The role of climate change in the formation of these mega-fires and the impact on forest ecosystems and biodiversity is of pressing concern. However, as many of you will be aware, these fires often happen in ecosystems that depend on fires to create diverse habitats. So, what’s the problem?
The problem is one of frequency and intensity. Many of the species of the Australian eucalypt forests require fires for seed pods to open and regeneration to occur. The indigenous peoples of the country had for 60,000 years used ‘fire stick farming’, as it’s been called, to manage the land and to maintain the diverse habitats that supported the plants and animals they depended upon.
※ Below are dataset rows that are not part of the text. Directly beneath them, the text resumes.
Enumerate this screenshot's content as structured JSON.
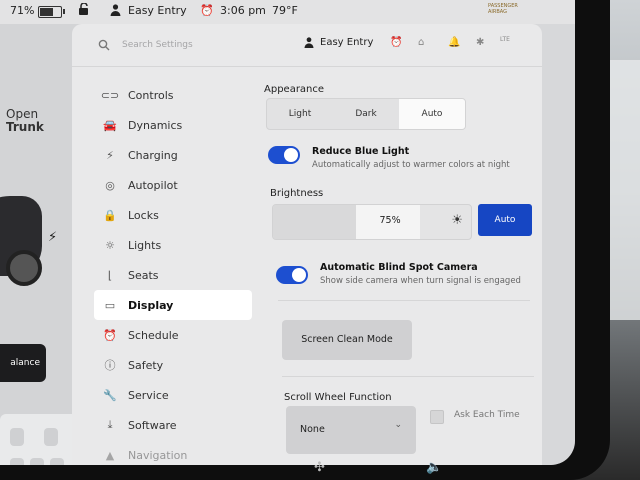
{
  "status_bar": {
    "battery_percent": "71%",
    "battery_level": 0.71,
    "profile_name": "Easy Entry",
    "time": "3:06 pm",
    "temperature": "79°F",
    "airbag_line1": "PASSENGER",
    "airbag_line2": "AIRBAG"
  },
  "car_panel": {
    "trunk_line1": "Open",
    "trunk_line2": "Trunk",
    "balance_label": "alance"
  },
  "settings_header": {
    "search_placeholder": "Search Settings",
    "profile_name": "Easy Entry",
    "lte_label": "LTE"
  },
  "sidebar": {
    "items": [
      {
        "label": "Controls",
        "icon": "toggle-icon"
      },
      {
        "label": "Dynamics",
        "icon": "car-icon"
      },
      {
        "label": "Charging",
        "icon": "bolt-icon"
      },
      {
        "label": "Autopilot",
        "icon": "steering-wheel-icon"
      },
      {
        "label": "Locks",
        "icon": "lock-icon"
      },
      {
        "label": "Lights",
        "icon": "light-icon"
      },
      {
        "label": "Seats",
        "icon": "seat-icon"
      },
      {
        "label": "Display",
        "icon": "display-icon",
        "active": true
      },
      {
        "label": "Schedule",
        "icon": "clock-icon"
      },
      {
        "label": "Safety",
        "icon": "info-icon"
      },
      {
        "label": "Service",
        "icon": "wrench-icon"
      },
      {
        "label": "Software",
        "icon": "download-icon"
      },
      {
        "label": "Navigation",
        "icon": "navigation-icon"
      }
    ]
  },
  "display": {
    "appearance_label": "Appearance",
    "appearance_options": [
      "Light",
      "Dark",
      "Auto"
    ],
    "appearance_selected": "Auto",
    "blue_light_title": "Reduce Blue Light",
    "blue_light_desc": "Automatically adjust to warmer colors at night",
    "blue_light_on": true,
    "brightness_label": "Brightness",
    "brightness_value": "75%",
    "brightness_level": 0.75,
    "brightness_auto_label": "Auto",
    "blind_spot_title": "Automatic Blind Spot Camera",
    "blind_spot_desc": "Show side camera when turn signal is engaged",
    "blind_spot_on": true,
    "screen_clean_label": "Screen Clean Mode",
    "scroll_wheel_label": "Scroll Wheel Function",
    "scroll_wheel_value": "None",
    "ask_each_time_label": "Ask Each Time"
  },
  "colors": {
    "accent": "#1d4fd0",
    "auto_button": "#1646c3",
    "panel_bg": "#e9e9ea"
  }
}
With the arrival of Europeans in the late 18th Century and the subsequent appropriation of indigenous peoples’ lands, the use of fire as a tool for managing the landscape rapidly declined. As large areas of bushlands returned to thick scrub, recurrent wildfires became a threat to farms, townships and biodiversity. Now climate change is causing longer, hotter and drier summers, and more extreme and intense weather conditions, which are making these fires more frequent and severe.
So, despite the fire dependence of Australia’s predominant eucalypt forests, more regular fires mean that a number of species are potentially unable to regenerate and replenish their seed beds, such as the Blue Mountains ash (Eucalyptus oreades) and Banksia species. Other eucalypt species that resprout following fires are being stressed by higher temperatures and drought, that in turn make forests more scrubby and vulnerable to intense fires.
There is also the problem of the scale of the fires that we witnessed earlier this year. The rich biodiversity of the Blue Mountains World Heritage Area is a product of its geology: the area is a plateau dissected by massive eroded sandstone canyons which in the past have allowed a mosaic of unique ecosystems to prosper. In one such area can be found the Critically Endangered Wollemi pine (Wollemia nobilis), an extremely ancient tree species that dates back to the Carboniferous period when Australia was connected to the Antarctic continent. A small stand of pines has survived in a protected fire shadow for around 300 million years. It is the last place on Earth where they grow wild, and was only discovered 30 years ago. This year fires threatened this last remaining stand of Wollemi pines, and had it not been for the heroic efforts of National Parks and Wildlife Service fire-fighters, who were helicoptered into the remote site, they would probably have been lost.
All IUCN Members must help limit the rise in climate extremes as a global necessity.